How are you going to fill their tanks each morning?


3 | Build your Own Morning Routine

OK, *rolls up sleeves*, let’s make a plan.

Think about these questions:

  • How long does child need to wake up and get ready?
    Should you sacrifice a few minutes of their sleep and get them up earlier? So they can ease into the day rather than be catapulted at it.

  • What do you actually need your child to do?
    Make a list. And then see what can be done night before.

  • How long does this take in morning?
    Be realistic and err on the side of caution. This will tell you what time you need to get them up.  

  • What’s the biggest struggle?
    If you just said ‘everything’ (or ‘fight the urge to add whisky to my morning cup of coffee), pick one thing to work on. One thing at a time, mama. Now ask yourself: How can I make it easier?

    For example, maybe it’s a battle to get your child (who is quite prepared to lie right to your face) to clean their teeth.

    So what about finding a fun app on your phone, or using a countdown timer, or a fun toothbrush?

    Still struggling? Try a ‘when x...then y’ deal. When you’ve cleaned your teeth, then you can watch some TV. The quicker your child cleans his teeth, the more TV he gets to watch.


4 | Pick Your Battles (very carefully)

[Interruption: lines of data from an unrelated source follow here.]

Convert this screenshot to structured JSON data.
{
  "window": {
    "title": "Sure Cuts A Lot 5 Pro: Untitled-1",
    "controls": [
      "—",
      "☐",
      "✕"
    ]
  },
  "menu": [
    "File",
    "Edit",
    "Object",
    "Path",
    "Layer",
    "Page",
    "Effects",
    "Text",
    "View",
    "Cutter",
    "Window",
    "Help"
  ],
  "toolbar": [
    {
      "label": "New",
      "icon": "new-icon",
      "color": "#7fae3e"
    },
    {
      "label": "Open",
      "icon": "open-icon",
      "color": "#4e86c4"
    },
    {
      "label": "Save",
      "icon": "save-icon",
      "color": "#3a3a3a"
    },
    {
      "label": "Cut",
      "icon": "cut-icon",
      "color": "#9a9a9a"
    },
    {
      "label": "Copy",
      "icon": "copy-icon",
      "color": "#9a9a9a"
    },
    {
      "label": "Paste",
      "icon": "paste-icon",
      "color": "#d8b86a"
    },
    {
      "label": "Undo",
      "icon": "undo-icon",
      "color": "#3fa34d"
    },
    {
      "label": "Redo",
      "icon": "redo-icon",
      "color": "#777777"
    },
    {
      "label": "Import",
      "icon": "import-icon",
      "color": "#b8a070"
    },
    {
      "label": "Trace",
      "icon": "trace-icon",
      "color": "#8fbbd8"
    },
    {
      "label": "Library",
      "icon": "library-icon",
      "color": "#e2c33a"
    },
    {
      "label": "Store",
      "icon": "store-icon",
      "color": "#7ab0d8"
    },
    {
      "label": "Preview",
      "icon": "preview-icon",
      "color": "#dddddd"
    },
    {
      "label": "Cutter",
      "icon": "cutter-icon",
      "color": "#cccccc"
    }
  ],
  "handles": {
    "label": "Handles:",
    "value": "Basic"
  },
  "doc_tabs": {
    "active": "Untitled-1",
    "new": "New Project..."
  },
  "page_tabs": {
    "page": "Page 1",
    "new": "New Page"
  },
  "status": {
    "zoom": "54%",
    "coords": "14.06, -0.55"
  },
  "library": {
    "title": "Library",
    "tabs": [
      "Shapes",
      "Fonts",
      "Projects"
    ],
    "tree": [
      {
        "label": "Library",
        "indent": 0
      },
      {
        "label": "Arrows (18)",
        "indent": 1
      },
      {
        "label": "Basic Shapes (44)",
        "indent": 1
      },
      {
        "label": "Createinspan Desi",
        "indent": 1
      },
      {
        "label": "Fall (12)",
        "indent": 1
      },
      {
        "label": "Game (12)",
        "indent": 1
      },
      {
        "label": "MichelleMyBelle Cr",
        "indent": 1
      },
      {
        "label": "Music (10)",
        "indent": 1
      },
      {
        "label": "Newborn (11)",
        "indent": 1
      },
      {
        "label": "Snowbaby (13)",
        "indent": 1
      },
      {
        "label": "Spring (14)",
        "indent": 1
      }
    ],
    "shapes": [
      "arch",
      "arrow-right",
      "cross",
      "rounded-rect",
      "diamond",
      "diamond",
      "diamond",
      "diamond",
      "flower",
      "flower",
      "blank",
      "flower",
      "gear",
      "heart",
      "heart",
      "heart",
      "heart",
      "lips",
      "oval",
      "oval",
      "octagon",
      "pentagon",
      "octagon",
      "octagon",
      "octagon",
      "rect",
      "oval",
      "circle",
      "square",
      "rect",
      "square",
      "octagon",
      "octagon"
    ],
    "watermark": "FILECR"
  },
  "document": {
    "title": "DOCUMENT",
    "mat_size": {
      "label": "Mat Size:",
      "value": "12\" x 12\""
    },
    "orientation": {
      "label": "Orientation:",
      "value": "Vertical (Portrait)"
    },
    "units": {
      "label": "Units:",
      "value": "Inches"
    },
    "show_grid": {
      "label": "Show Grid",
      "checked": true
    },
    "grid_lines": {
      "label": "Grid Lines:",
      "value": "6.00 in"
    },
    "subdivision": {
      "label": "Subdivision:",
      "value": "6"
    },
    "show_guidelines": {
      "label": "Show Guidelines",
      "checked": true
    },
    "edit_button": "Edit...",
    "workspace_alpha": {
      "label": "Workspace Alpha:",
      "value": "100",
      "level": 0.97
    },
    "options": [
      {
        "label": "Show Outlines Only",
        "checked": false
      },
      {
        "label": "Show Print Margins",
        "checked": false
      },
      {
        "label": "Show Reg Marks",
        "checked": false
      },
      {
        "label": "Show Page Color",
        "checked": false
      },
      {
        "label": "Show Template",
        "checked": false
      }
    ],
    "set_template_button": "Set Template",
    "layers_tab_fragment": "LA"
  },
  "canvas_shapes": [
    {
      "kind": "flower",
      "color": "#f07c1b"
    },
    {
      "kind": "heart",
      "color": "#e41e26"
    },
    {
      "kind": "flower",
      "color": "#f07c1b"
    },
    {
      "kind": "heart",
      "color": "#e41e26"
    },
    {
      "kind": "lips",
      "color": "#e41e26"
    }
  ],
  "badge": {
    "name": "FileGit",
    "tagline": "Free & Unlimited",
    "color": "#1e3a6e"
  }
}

If your child will only eat Cheerios for breakfast, stop stressing about making them eat oatmeal.

If they’ll only leave the house if they can wear welly boots (and it’s the middle of July), let them. They’ll soon learn why it’s a bad idea.

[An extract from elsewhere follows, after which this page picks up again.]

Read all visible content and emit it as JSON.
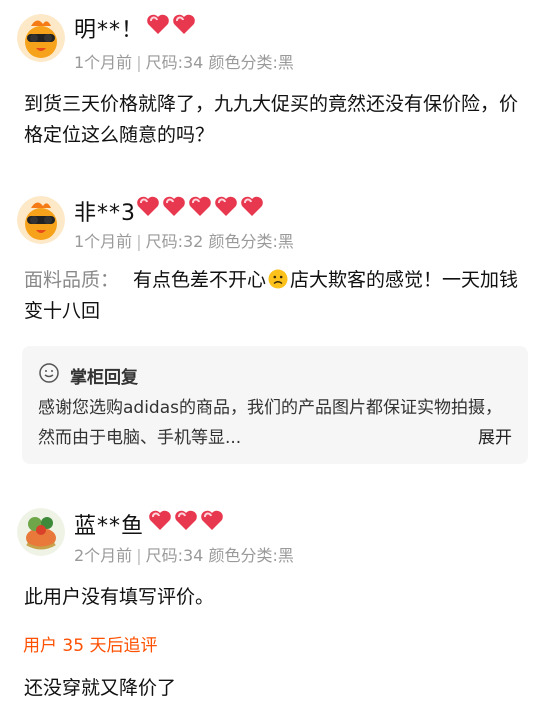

Fact is, mama, we’re talking about survival. Pick one thing at a time to fix - for everything else, just go with the MF flow.

Speaking of which….

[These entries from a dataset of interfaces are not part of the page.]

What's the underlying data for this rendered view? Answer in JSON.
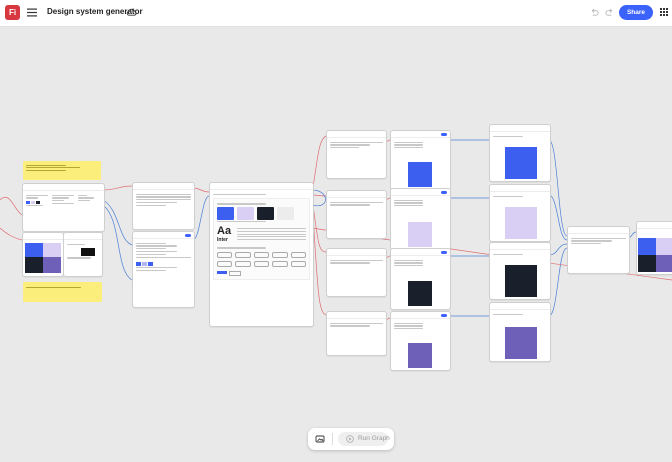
{
  "app": {
    "logo_text": "Fi",
    "title": "Design system generator",
    "share_label": "Share",
    "accent": "#3b63fb",
    "brand": "#d7373f"
  },
  "toolbar": {
    "icons": [
      "menu-icon",
      "cloud-icon",
      "undo-icon",
      "redo-icon",
      "apps-icon"
    ]
  },
  "run": {
    "label": "Run Graph",
    "icons": [
      "image-icon",
      "play-icon"
    ]
  },
  "nodes": {
    "typography_sample": "Aa",
    "typography_font": "Inter"
  },
  "swatches": {
    "blue": "#3d5ff0",
    "lavender": "#d9cff5",
    "dark": "#1a1f2c",
    "violet": "#6e5fb8",
    "light": "#ececec"
  }
}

Don’t be afraid to cut corners: Do you really have to braid your child’s hair, would a ponytail work just as well? Could they not just eat breakfast in the car? Get creative and cut some corners.

PRO TIP: BOX: If you’re feeling a little Type-A perfectionist about cutting corners and picking battles, go and watch ‘Bad Moms’. That’s an order, soldier!

5 | Phase yourself out


‘Oh, just give it to me, I’ll do it’

(Said through gritted teeth, literally on the edge of a mommy meltdown).

OK, I know it feels like it’ll be quicker. But doing everything for your kids is only a short term win, mama.

So, teach your kiddos some independence so they can get dressed, clean teeth, tie shoelaces on their own.

And in the case of teenagers, teach them to get themselves out of bed without you reminding them 40 times and resorting to a bucket of ice water.

If you’re still teaching your children to be independent in the morning, factor that learning time into your morning.

Still struggling? Check out this helpful post on how to teach a child to get dressed from the lovely Nina.

Again - I refer you to the movie ‘Bad Moms’ for why this is good for kids.


6 | Lead by Example

OK, just between you and me now, let’s get real.

Are you good in the mornings?

You can’t actually expect your children to face the morning with grace, if you’re a screaming banshee losing her shit. every. GD. morning.

I’m not going to tell you to get up before your kids or do yoga and journal at 5am. You do what works for you. Just remember your kids are taking their cues from you, mama.

My only advice... Be caffeinated.

I Love it When a Plan Almost Comes Together


Are you ready to make a plan and make mornings a teeny tiny bit less horrible?

Your child will probably never leap out of bed, sing ‘Oh, what a beautiful morning’ and speed through their morning routine. And that’d be kinda creepy if they did.

So be realistic.

And remember this tip from the Army, a plan never survives first contact with the enemy. So be ready to tear up the plan and Improve, Adapt and Overcome.

You got this, mama!

Don’t forget to pin for later.